Once coach Brian Agler knew Seattle would have Lauren Jackson back, it's not as if he put his feet up on the desk and said, "OK, now I just go into Dagwood mode."
LJ's presence makes his job a whole lot better, and she's off to a strong start, as are the Storm. Seattle won its first two games -- 71-61 and 80-70, both over Sacramento -- this past weekend, with LJ getting 23 and 25 points.
However, there's a lot more to Seattle than just its centerpiece. Agler needs to effectively distribute playing time for Jackson and her fellow front-line players. That's something to look for in the Storm's game at Indiana on Tuesday night (ESPN2, 7 ET).
"For Lauren to really excel and help our team be successful, she has to have people around her who are going to defend and rebound, too," Agler said. "She can't be the only person around the basket who does everything."
Agler has all but guaranteed that Jackson won't have to be, because he has made this such a post-heavy team. Which is logical. To even have a chance to win the WNBA championship, Seattle is likely going to have to get past Los Angeles in the West.
There are only two "pure" guards on the Storm, and both are durable, dependable veterans: Sue Bird and Shannon Johnson.
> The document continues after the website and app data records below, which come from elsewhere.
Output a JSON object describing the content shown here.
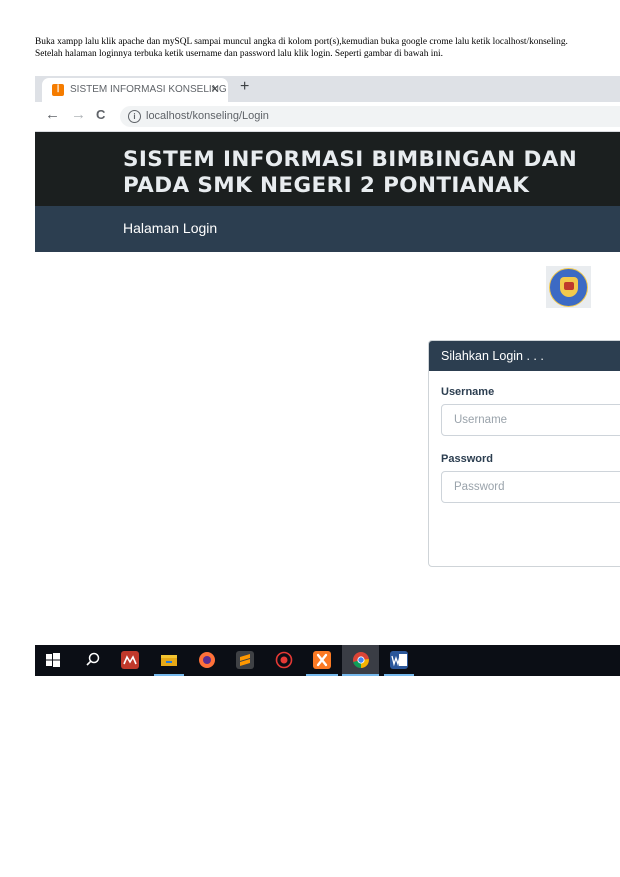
{
  "document": {
    "paragraph": "Buka xampp lalu klik apache dan mySQL sampai muncul angka di kolom port(s),kemudian buka google crome lalu ketik localhost/konseling. Setelah halaman loginnya terbuka ketik username dan password lalu klik login. Seperti gambar di bawah ini."
  },
  "browser": {
    "tab_favicon": "xampp-icon",
    "tab_title": "SISTEM INFORMASI KONSELING",
    "tab_close": "×",
    "new_tab": "+",
    "back": "←",
    "forward": "→",
    "reload": "C",
    "url": "localhost/konseling/Login"
  },
  "site": {
    "title_line1": "SISTEM INFORMASI BIMBINGAN DAN",
    "title_line2": "PADA SMK NEGERI 2 PONTIANAK",
    "nav_login": "Halaman Login",
    "logo": "tut-wuri-handayani-logo"
  },
  "login": {
    "heading": "Silahkan Login . . .",
    "username_label": "Username",
    "username_placeholder": "Username",
    "password_label": "Password",
    "password_placeholder": "Password"
  },
  "taskbar": {
    "icons": [
      "windows-start-icon",
      "search-icon",
      "app-icon",
      "file-explorer-icon",
      "firefox-icon",
      "sublime-text-icon",
      "app-icon",
      "xampp-icon",
      "chrome-icon",
      "word-icon"
    ]
  },
  "colors": {
    "header_bg": "#1b1f1f",
    "nav_bg": "#2c3e50",
    "taskbar_bg": "#0b0e15",
    "tab_accent": "#f57c00"
  }
}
And there is the "tweener," 5-11 guard/forward Tanisha Wright. Her strength, athleticism and team-first attitude have secured her a job with the Storm the past four seasons despite her ineffectiveness from 3-point range. For her pro career, she has shot 21.5 percent from behind the arc.
The 6-1 guard/forward Katie Gearlds is a cog who, like Wright, has the type of personality to just do whatever is asked of her. Gearlds shot 39.1 percent (36-of-92) from long range last season.
The other seven members of the Storm are posts, with four of them 6-4 or taller: LJ, Janell Burse, Ashley Robinson and Suzy Batkovic-Brown, Jackson's fellow Aussie who just joined the team after her recent wedding but didn't play in the first two games.
Robinson and Batkovic-Brown (who played just one previous WNBA season, 2005) are career role players at this level, and that's not meant as a putdown. To the contrary, they're very necessary to have.
Burse was that type of player her first four seasons in the WNBA (three with Minnesota), but she became a regular starter who averaged at least 24 minutes a game in the 2005-2007 seasons.
Burse sat out the 2008 WNBA season with shoulder and foot problems, and her shoulder has been bothering her somewhat in recent days, too. But Burse is still expected to be an important part of the Storm.
Seattle's other three posts are 6-1 Swin Cash, 6-2 Camille Little and 6-1 Ashley Walker, the lone rookie on the squad.
With Cash, it's just a matter of how her back holds up through the course of the season. She's still one of the league's most talented players when she feels OK. Walker became a college star at Cal by playing bigger than her height, and she's going to soak up and learn from all the post experience around her.
Little is in her third WNBA season out of the University of Rebounding, aka North Carolina. Last June, Seattle traded a 2009 second-round draft pick for Little, who started 13 games in 2008 after joining the Storm and is again in the starting lineup this season.
"Camille Little was a really good pickup for us," Agler said.
The team's makeup does put a lot of stock in Bird's ability to stay healthy and play through fatigue, although Johnson and Wright both will help with that. Bird -- despite her poor, oft-broken nose -- has been remarkably durable ever since a knee injury her freshman year at UConn.
Bird was my choice for league MVP last season (getting the Storm to the playoffs without LJ), and Agler points out that even Bird's defense is better than she's usually given credit for. She and Johnson, who played for now-defunct Houston last year, should really fit together well for Seattle.
None of this means that LJ won't still have a big load. But she can handle that. Agler just doesn't want her to feel like she's carrying a Hummer on her shoulders all season.
He sees this as a team that, of course, will rotate around Jackson but not be completely dependent on her.
"We have to improve in the next 30 days, absorb information and acclimate to each other," Agler said. "And hopefully at that point, we'll be on our way to a team that can be in the hunt."
Mechelle Voepel, a regular contributor to ESPN.com, can be reached at email@example.com. Read her blog at http://voepel.wordpress.com.